- Museum number
Sycomore fig wood door; incised panel containing Hieroglyphic text and scene of Khonshotep before Osiris and Hathor.
- Production date
- 1285 BC (c.)
Height: 204 centimetres
- Curator's comments
PM I Part 2: p.613
See Richardson, Travels, II, 2-3 [transcribed under Acquisition notes];
N. Strudwick, Masterpieces of Ancient Egypt, London 2006, pp. 212-3.
Illustrated, Quirke, Egyptian Religion, 53;
N. Strudwick, Masterpieces of Ancient Egypt, London 2006, p. 213.
Strudwick N 2006
This door belonged to the tomb of a high priest of Amun named Khonsuhotep, and is made of six planks of wood fixed together with nails and supports on the back. A large protrusion survives at the bottom for insertion into the lower door socket. In the centre is an incised depiction of the owner adoring and offering to Osiris and Hathor of the West, with the outline filled with white paint. This scene makes it evident that it came from a tomb rather than a house. Nothing more is known about Khonsuhotep.
Very few Egyptian doors have survived, because of the poor survival of organic material in domestic contexts, the reuse of the tombs, and the high value of wood, which was not a common commodity. Doors in Egypt usually were made of a single leaf, with protrusions at the top and the bottom which fitted into sockets in the doorway on which the door pivoted; very similar doors are still in use in modern Egyptian villages. More often than not the principal traces of their existence are stone sockets in temples. Tomb doors are particularly rare, and few traces of sockets have been noted. Most doorways were probably closed with single-leaved doors, although larger doorways (as in temples) were probably made of two leaves and secured with bolts.
The best surviving tomb door is from the tomb of Sennedjem at Deir el-Medina (Cairo, JE 27303). This closed the doorway between the shaft and the burial chamber, and is thus smaller than Khonsuhotep's door (117 cm), which without doubt sealed the entrance to his tomb chapel, which would have been much grander. Sennedjem's door was also decorated, but in colour, with scenes of him and his family worshipping Osiris and the West, and an additional scene of the worship of Ptah-Sokar-Osiris and Isis. Perhaps bright colours were used because this was an internal door, to complement the bright painting of the burial chamber.

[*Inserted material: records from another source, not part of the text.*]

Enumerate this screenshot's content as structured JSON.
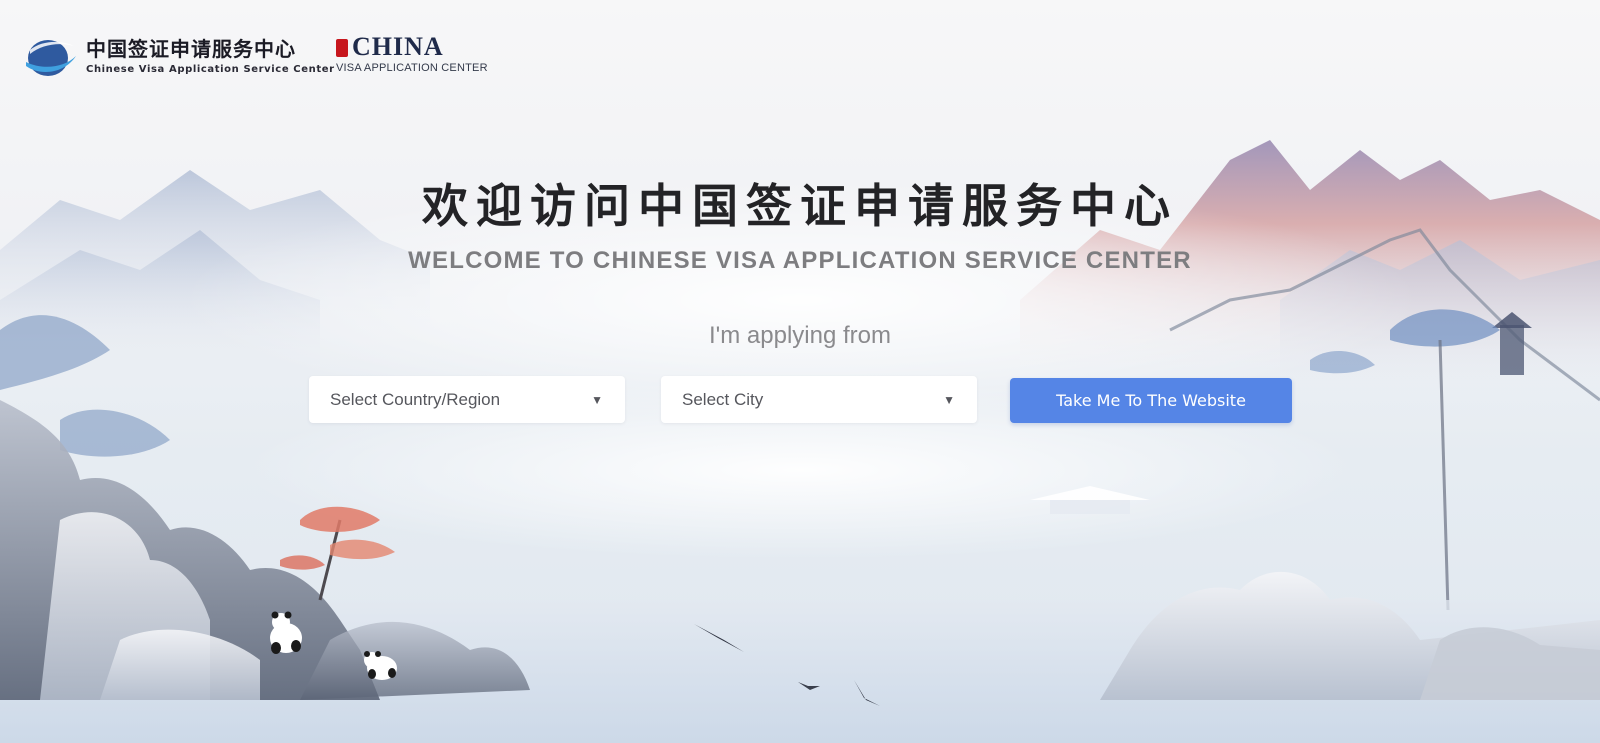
{
  "header": {
    "cvasc_logo": {
      "cn": "中国签证申请服务中心",
      "en": "Chinese Visa Application Service Center"
    },
    "china_logo": {
      "word": "CHINA",
      "sub": "VISA APPLICATION CENTER"
    }
  },
  "hero": {
    "title_cn": "欢迎访问中国签证申请服务中心",
    "title_en": "WELCOME TO CHINESE VISA APPLICATION SERVICE CENTER",
    "prompt": "I'm applying from"
  },
  "form": {
    "country_select": {
      "label": "Select Country/Region",
      "icon": "caret-down-icon"
    },
    "city_select": {
      "label": "Select City",
      "icon": "caret-down-icon"
    },
    "submit_label": "Take Me To The Website"
  },
  "colors": {
    "button": "#5585e6",
    "title": "#232326",
    "subtitle": "#7d7d80"
  }
}
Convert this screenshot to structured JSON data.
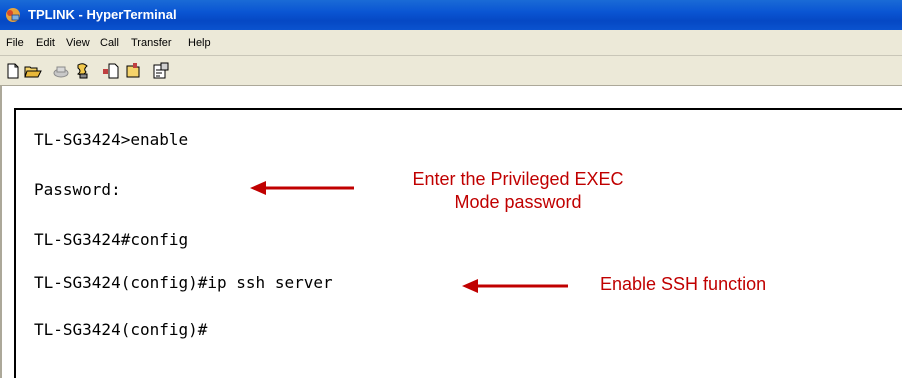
{
  "window": {
    "title": "TPLINK - HyperTerminal",
    "icon": "hyperterminal-icon"
  },
  "menubar": {
    "items": [
      "File",
      "Edit",
      "View",
      "Call",
      "Transfer",
      "Help"
    ]
  },
  "toolbar": {
    "buttons": [
      "new-icon",
      "open-icon",
      "call-icon",
      "disconnect-icon",
      "send-icon",
      "receive-icon",
      "properties-icon"
    ]
  },
  "terminal": {
    "lines": [
      "TL-SG3424>enable",
      "Password:",
      "TL-SG3424#config",
      "TL-SG3424(config)#ip ssh server",
      "TL-SG3424(config)#"
    ]
  },
  "annotations": {
    "password_note_line1": "Enter the Privileged EXEC",
    "password_note_line2": "Mode password",
    "ssh_note": "Enable SSH function",
    "color": "#c00000"
  }
}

This door was collected for the Earl of Belmore in his travels in Egypt in 1817-18 by Giovanni d'Athanasi. Belmore presented it to Salt, and it came to the British Museum as part of the latter's first collection:
'Next morning, the 14th of January , we proceeded, in company with Mr. Salt, to view the antiquities ... ; one of the most curious and interesting articles which he had discovered, was an ancient door made of what appears to be common deal. ... This ancient relic was found near one of the tombs that have been cut in the southern aspect of the mountain above the village of Gornou, a little to the west of the road that leads into the valley of the tombs of the kings ... The noble Earl made a present of it to Mr Salt, and it is now in the British Museum.' (Dr Richardson, physician to the Earl of Belmore, who travelled to Egypt with him.)
- Not on display
- Acquisition date
- Acquisition notes
- This object was found by Lord Belmore during his trip to Egypt in 1817-1818, and was given to Henry Salt in Thebes (Salt 1821 list, no. 106--it appears to have this number painted on it). I am assuming that he gave or sold it on to the BM with the rest of the collection. [NCS 9/2/05]
Richardson (Travels, vol 2, 2-3) describes how Belmore acquired it:
"Next morning, the 14th of January , we proceeded, in company with Mr. Salt, to view the antiquities which the diligent and faithful Greek [d'Athanasi] had acquired for the noble traveller, during his absence in Nubia, and with whose industry and success there was every reasons to be satisfied; one of the most curious and interesting articles which he had discovered, was an ancient door made of which appears to be common deal. It was nearly eight feet high, about three feet and a half broad, and the boards were fastened on with pins. There were nails in it; but they appears to be of a more modern date that the door itself, and not to have been any way connected with its original construction. A round projecting peg of the wood on one side, at the top and bottom of the door, served as a tenon, which being received into a mortise above and below, formed the hinges on which the door readily turned backward and forward. A few hieroglyphics with a figure of Osiris were carved on the outside of it. He is represented in a sitting posture, with his hands crossed over his bread, holding the crook and scourge. So that in Thebes Osiris appears to have been the guardian god of the door, as Saint Januarius is of the wine casks at Naples, in the present day.
This ancient relic was found near one of the tombs that have been cut in the southern aspect of the mountain above the village of Gornou, a little to the west of the road that leads into the valley of the tombs of the kings. It is in an excellent state of preservation. The noble Earl made a present of it to Mr. Salt, and it is now in the British Museum."
- Egypt and Sudan
- BM/Big number
- Registration number